The giraffes will have heated floors.
And they’ll have zookeepers with college degrees and iPads to track their every meal and mood swing, and a full-time veterinarian to keep them in good health, and one of the five biggest giraffe houses in the country, with heating, air-conditioning and 24-hour video monitoring.
The Sumatran tigers will have all of this, too, plus a pond and waterfall. So will the red pandas, but they’ll have two enclosures, connected by an elevated log-like passageway letting them move above the heads of zoo guests.
When the Lincoln Children’s Zoo unveils its $16 million, 10-acre expansion next spring, visitors will focus their attention on the new displays designed to put them face-to-face with rare and threatened and storybook species.
They can share the front seat of a Jeep with a 300-pound tiger, a 4-inch-thick pane of glass protecting them from becoming dinner.
They can stand on an elevated platform — indoors or out — to feed lettuce to giraffes at eye level.
They can explore a rainforest from a suspended platform, side-by-side with spider monkeys.
But visitors won’t see the attention the zoo pays to what it calls its animals-management system — the care and feeding of its four-legged attractions.
“Animal care has come 180 degrees from where it was when I started,” said John Chapo, the zoo’s president and CEO, who’s worked at zoos for 46 years. “The commitment to animal welfare, nutrition and conservation is unprecedented compared to what it was.”
And this is what it was, he said: “Animals were basically thrown into a box.”
Now, before that box is built, a veterinarian consults with designers to draft enclosures with animals in mind. For example, male giraffes can grow to 18 feet, and their tongues can stretch another 18 inches, so all of the heating, cooling and electrical fixtures better be out of reach.
“The vet worked with the architects and engineers to design the buildings, keeping the welfare of the animals as a priority,” said Ryan Gross, the zoo’s director of strategic communication. “He said, ‘Here’s the best way to build this building to care for this animal.’”
So the enclosures will be climate-controlled for year-round viewing, with rubber-padded floors in some cases. The giraffes will have enough headroom, the tigers ample water, the spider monkeys plenty of perches — and all of their handlers will have enough technology to monitor their every move.
Video cameras will allow zookeepers to monitor animals at all hours, even from their couches at home.

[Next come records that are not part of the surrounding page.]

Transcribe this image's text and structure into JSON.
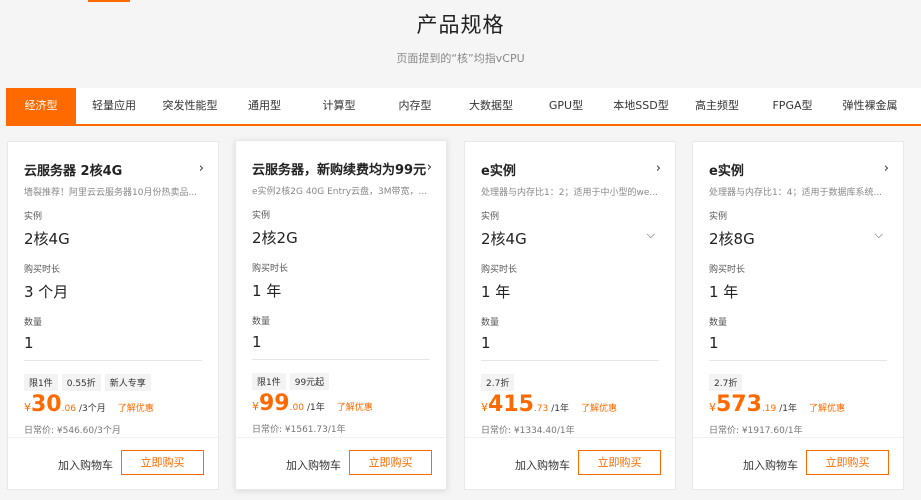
{
  "page": {
    "title": "产品规格",
    "subtitle": "页面提到的“核”均指vCPU"
  },
  "tabs": [
    "经济型",
    "轻量应用",
    "突发性能型",
    "通用型",
    "计算型",
    "内存型",
    "大数据型",
    "GPU型",
    "本地SSD型",
    "高主频型",
    "FPGA型",
    "弹性裸金属"
  ],
  "active_tab": "经济型",
  "labels": {
    "instance": "实例",
    "duration": "购买时长",
    "quantity": "数量",
    "add_to_cart": "加入购物车",
    "buy_now": "立即购买",
    "learn_promo": "了解优惠",
    "currency": "¥"
  },
  "cards": [
    {
      "title": "云服务器 2核4G",
      "desc": "墙裂推荐！阿里云云服务器10月份热卖品...",
      "instance": "2核4G",
      "duration": "3 个月",
      "quantity": "1",
      "tags": [
        "限1件",
        "0.55折",
        "新人专享"
      ],
      "price_int": "30",
      "price_dec": ".06",
      "unit": "/3个月",
      "original": "日常价: ¥546.60/3个月"
    },
    {
      "title": "云服务器，新购续费均为99元",
      "desc": "e实例2核2G 40G Entry云盘，3M带宽，...",
      "instance": "2核2G",
      "duration": "1 年",
      "quantity": "1",
      "tags": [
        "限1件",
        "99元起"
      ],
      "price_int": "99",
      "price_dec": ".00",
      "unit": "/1年",
      "original": "日常价: ¥1561.73/1年"
    },
    {
      "title": "e实例",
      "desc": "处理器与内存比1：2；适用于中小型的we...",
      "instance": "2核4G",
      "duration": "1 年",
      "quantity": "1",
      "tags": [
        "2.7折"
      ],
      "price_int": "415",
      "price_dec": ".73",
      "unit": "/1年",
      "original": "日常价: ¥1334.40/1年"
    },
    {
      "title": "e实例",
      "desc": "处理器与内存比1：4；适用于数据库系统...",
      "instance": "2核8G",
      "duration": "1 年",
      "quantity": "1",
      "tags": [
        "2.7折"
      ],
      "price_int": "573",
      "price_dec": ".19",
      "unit": "/1年",
      "original": "日常价: ¥1917.60/1年"
    }
  ],
  "colors": {
    "accent": "#ff6a00"
  }
}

But what Chapo really wants to showcase now, nearly a year before the new buildings and displays open, is what the public will see during the day — even though it’s still a full-blown construction site, covered in hard hats and excavators and a sign warning visitors not to look at the welders.
A tour of the zoo
“A year from now,” Chapo said Tuesday, “if you’re standing here, you’re toast.”
Here used to be the zoo’s parking lot along South 27th Street, but next year will be home to a pair of young Sumatran tigers. The animals — brothers born in separate litters at the San Diego Safari Park — will arrive this fall, once their home is complete.
The Tiger Encounter will be the zoo’s second-largest animal habitat, with heated indoor shelters and a wild habitat of grass, rocks, water and a cave. The zoo is building several indoor and outdoor viewing areas, including a fake Jeep built on both sides of the enclosure’s glass wall, so visitors can share the seat with a tiger.
From the construction site, Chapo concedes that it’s all a little hard to envision now, but he can see it.
The tiger enclosure will be on the west side of the zoo’s new entrance, alongside its new parking lot on A Street. The zoo is doubling the number of ticket gates, from three to six, to accommodate the expected increase in visitors.
Last year, 240,000 people came through the gates; Gross expects that number to ultimately hit 350,000 to 400,000.
The two-story Education and Conservation Center will be on the east side of the new entrance, with three science classrooms and four regular classrooms. During the school year, it will house the LPS Science Focus Program — known as the Zoo School — and during the summer the zoo camp.
The zoo plans to make its new multipurpose room — with seating for 250 — available to the public, for everything from neighborhood meetings to flower shows.
The new red panda habitat will be built adjacent to the education center, with two enclosures connected by a fake, hollow log.
In the middle of it all, the Splash Stream — a 72-foot river replica and liquid playground with shade trees, sand, sticks and swimming pool-quality water running through it. A 30-foot-by-13-foot bronze sculpture by artist Cliff Hollestelle will depict five life-size sandhill cranes in flight.
“This is like a miniature Platte River for the kids to play in,” Chapo said.
Next to that, an amphitheater for animal acts will seat 150, and next to that, the zoo’s largest habitat — the 250,000-cubic-foot future home to up to five giraffes. Everything about the building is tall, the 18-foot giraffe doorways, the 34-foot ceiling, the feeding platform 8 feet off the ground.
Finally, contractors are converting the former Ager Play Center into a rainforest, with a multilevel treehouse so guests can greet spider monkeys at their level.
When the buildings open in the spring, they won’t close for the winter. For the first time in its 53 years, the seasonal zoo will be open 12 months.
“Everything we’re doing is about a year-round experience for our guests and our creatures.”